However, on the other side of the argument, Time Magazine reported that doctors see some of the worst cases of head injuries from high school kids who’ve never played football and do not know the proper tackling techniques.

Children can begin playing tackle football as early as 5 years old in Pop Warner, a national youth football league. The league is set up so players compete against kids of similar ages and sizes.

Learning how to properly tackle at an early age is a smart concept for those who want to pursue football during their childhood. But those children also put themselves at a high risk of brain trauma because their brain is still developing in their adolescent years.

According to the Pop Warner website, the National Football League Players Association estimates that 60 to 70 percent of players who make it to the NFL began their careers playing Pop Warner.

So the question is, where’s the middle ground? As a former football player, that is a difficult question to answer. There have been many players who started playing in high school and made it to the NFL like New Orleans Saints quarterback Drew Brees. I believe technology needs to catch up with the fast pace of the full contact sport. That’s the only way we can protect our youth while they are playing, because there will be generations who did not learn the proper tackling skills in the summer prior to their first year of high school.
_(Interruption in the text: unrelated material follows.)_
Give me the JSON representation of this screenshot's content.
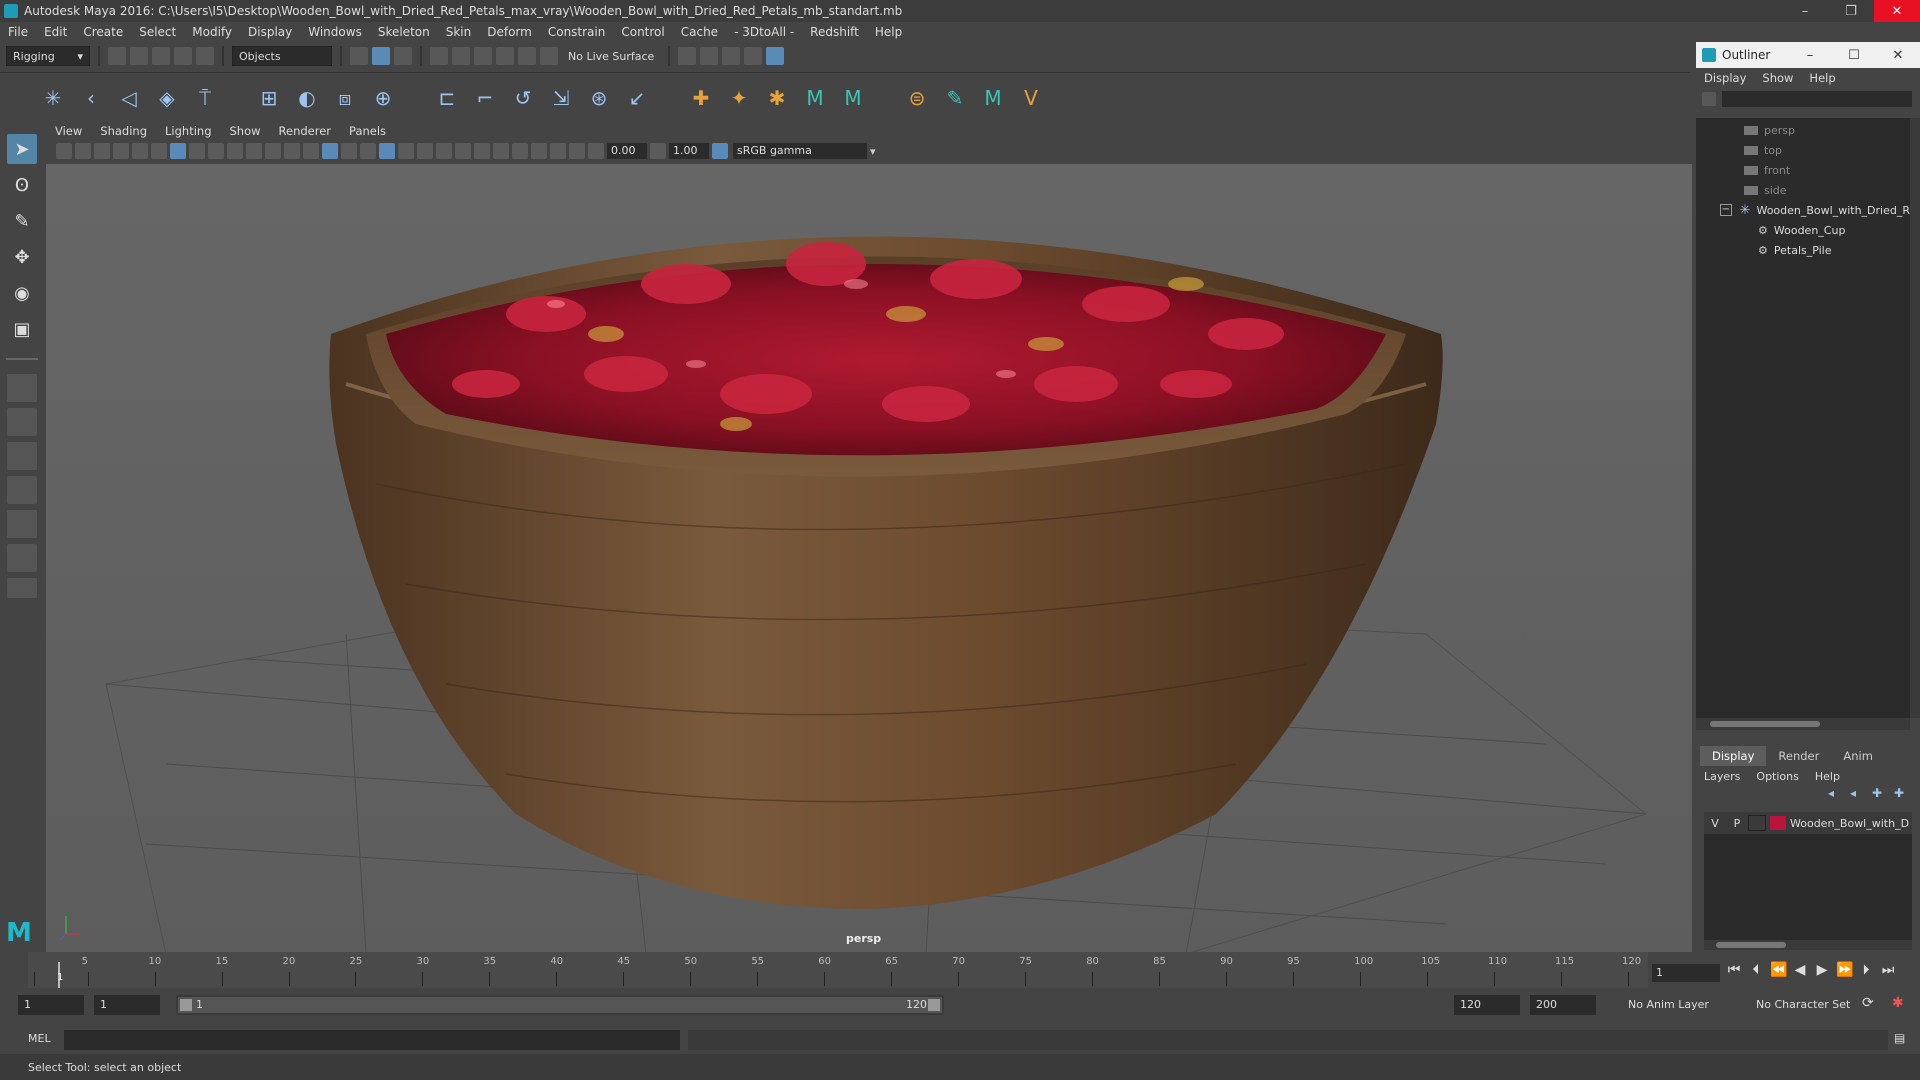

Proper tackling and blocking is an art that takes at least five years to perfect.

I believe technology needs to catch up with football, but in the meantime, coaches and parents need to dial in and make it a priority to teach every player how to tackle properly so they can keep themselves safe on the field.